Due to his misguided decisions in both domestic and foreign policy, and most importantly his obstinacy that has brought the country to the brink of economic collapse, it does not seem possible for Erdoğan to return to his previous status. He will continue on his path as a lame duck, and the only way he can avoid this trajectory is by taking steps towards compromise, thereby opening the door for normalization.

Nevertheless, this 180-degree turn would require him to give up on the position of “super-executive president” that he proudly adopted on April 16. He would have to curb his authority, return the judiciary to a position of independence, release the tens of thousands of political prisoners that were unfairly imprisoned, adopt a prudent approach to the economy, and give up on his adventurous foreign policy. In other words, he would have to further compromise his political position, which is already vulnerable. For him to take such actions would go against everything he has done so far.

It is for this reason that Erdoğan, as he mentioned in his last speech, is hoping to continue with his “People’s Alliance,” a coalition between the AKP and the far-right Nationalist Movement Party (MHP). It is not that he does not have other options, but rather that he has pegged his personal survival to the darker forces in that coalition.

The situation abroad is no different: knowing that Russian President Putin does not trust him enough, Erdoğan seeks answers in reaching an agreement with American President Trump.

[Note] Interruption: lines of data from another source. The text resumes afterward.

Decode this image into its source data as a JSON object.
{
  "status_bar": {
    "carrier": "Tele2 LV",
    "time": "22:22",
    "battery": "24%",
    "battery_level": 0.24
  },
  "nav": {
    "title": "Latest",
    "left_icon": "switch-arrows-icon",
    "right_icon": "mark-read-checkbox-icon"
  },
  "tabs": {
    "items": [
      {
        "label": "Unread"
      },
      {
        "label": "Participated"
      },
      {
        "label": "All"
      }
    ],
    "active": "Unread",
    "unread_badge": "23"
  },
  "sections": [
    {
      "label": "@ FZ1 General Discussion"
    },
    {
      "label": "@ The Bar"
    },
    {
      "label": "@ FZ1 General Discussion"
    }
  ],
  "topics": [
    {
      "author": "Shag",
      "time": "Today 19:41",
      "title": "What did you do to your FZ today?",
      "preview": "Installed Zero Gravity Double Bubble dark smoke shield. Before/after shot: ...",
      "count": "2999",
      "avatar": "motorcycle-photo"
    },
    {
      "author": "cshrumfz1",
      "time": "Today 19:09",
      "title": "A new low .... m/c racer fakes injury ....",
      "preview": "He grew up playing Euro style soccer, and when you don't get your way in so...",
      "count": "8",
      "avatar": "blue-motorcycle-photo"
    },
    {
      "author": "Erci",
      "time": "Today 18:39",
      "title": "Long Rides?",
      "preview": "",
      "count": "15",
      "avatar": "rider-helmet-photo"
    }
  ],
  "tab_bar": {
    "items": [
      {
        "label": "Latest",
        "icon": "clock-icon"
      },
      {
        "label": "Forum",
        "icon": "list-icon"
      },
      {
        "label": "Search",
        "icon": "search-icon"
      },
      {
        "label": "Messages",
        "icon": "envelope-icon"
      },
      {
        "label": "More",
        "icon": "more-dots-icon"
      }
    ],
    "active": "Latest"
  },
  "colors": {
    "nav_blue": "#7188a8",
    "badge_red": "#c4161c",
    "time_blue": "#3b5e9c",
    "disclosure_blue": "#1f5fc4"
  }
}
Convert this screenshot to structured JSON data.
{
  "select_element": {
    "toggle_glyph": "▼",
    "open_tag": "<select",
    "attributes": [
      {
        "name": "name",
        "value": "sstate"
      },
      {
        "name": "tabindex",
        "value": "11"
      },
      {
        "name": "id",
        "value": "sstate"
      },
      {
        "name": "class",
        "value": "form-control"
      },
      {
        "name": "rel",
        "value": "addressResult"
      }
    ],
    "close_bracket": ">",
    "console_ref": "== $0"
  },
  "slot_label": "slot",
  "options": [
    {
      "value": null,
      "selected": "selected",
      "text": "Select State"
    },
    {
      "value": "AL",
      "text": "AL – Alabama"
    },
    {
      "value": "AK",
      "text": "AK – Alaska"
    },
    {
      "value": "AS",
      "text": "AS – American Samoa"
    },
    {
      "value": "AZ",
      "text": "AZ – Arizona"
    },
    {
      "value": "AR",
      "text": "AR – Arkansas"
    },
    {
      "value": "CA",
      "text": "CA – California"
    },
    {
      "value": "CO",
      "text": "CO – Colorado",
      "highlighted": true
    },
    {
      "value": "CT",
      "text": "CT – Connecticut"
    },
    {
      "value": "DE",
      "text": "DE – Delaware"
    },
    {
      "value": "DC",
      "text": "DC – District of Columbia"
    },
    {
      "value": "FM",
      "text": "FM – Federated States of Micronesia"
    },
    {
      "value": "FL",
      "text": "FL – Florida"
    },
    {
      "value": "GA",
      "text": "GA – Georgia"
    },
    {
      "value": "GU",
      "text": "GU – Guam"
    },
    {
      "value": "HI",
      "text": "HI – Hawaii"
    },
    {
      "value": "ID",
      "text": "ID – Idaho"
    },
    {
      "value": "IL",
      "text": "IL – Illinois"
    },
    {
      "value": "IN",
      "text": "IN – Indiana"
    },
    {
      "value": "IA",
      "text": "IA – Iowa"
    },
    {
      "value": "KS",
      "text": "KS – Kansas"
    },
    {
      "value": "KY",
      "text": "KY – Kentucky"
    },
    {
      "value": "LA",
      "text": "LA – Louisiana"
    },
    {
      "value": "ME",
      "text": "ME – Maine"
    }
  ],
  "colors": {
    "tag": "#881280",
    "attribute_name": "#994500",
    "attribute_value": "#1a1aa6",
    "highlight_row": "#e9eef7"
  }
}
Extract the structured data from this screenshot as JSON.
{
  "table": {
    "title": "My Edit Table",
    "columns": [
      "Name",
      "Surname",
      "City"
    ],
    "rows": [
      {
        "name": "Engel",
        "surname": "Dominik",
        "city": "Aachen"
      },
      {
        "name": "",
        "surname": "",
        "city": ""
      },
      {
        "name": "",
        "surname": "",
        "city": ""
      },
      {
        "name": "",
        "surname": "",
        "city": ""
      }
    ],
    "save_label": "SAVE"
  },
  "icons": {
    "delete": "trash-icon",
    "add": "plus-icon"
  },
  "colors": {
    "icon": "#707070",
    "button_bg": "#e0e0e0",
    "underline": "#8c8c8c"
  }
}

He is pursuing a lost cause: he does not realize that unless he makes a U-turn on Turkey’s purchasing S-400 missiles from Russia, Trump’s ability to help him is limited and fleeting.

This is where the paradox lies: domestically he is relying on coalition partners that are virulently hostile towards the West, but in his meeting with Trump in Japan, the injured president will signal to Trump that if the American president protects him, Erdoğan will do anything Trump wants.

An Erdoğan that is in the middle of a risky clash of global interests, who is struggling to juggle interests to prolong his regime, now governs Turkey. Meral Akşener, leader of the centre-right Good Party, recently made a speech warning that winter was coming. Perhaps she was alluding to Erdoğan’s autumn, or fall.

The countdown has begun for the collapse within the AKP in Parliament, which was rendered obsolete by the April 16 referendum. Erdoğan knows what is coming; in his usual pragmatic style, in order to once more consolidate his control over the party, he could try extending an olive branch to AKP founders. It is unclear whether he would be successful. However, he has created such an impossible conjuncture that he will eventually be left without an exit.

In the Istanbul elections that were repeated on June 23, opposition candidate Ekrem Imamoğlu won by 806,000 votes, and shook up the playing field. The campaign slogan that brought him the mayorship, that “Everything’s Gonna Be Alright,” may or may not come to fruition, but one thing is certain: from now on, in Erdoğan’s political life, everything will not be all right.

© Ahval English

The opinions expressed in this column are those of the author and do not necessarily reflect those of Ahval.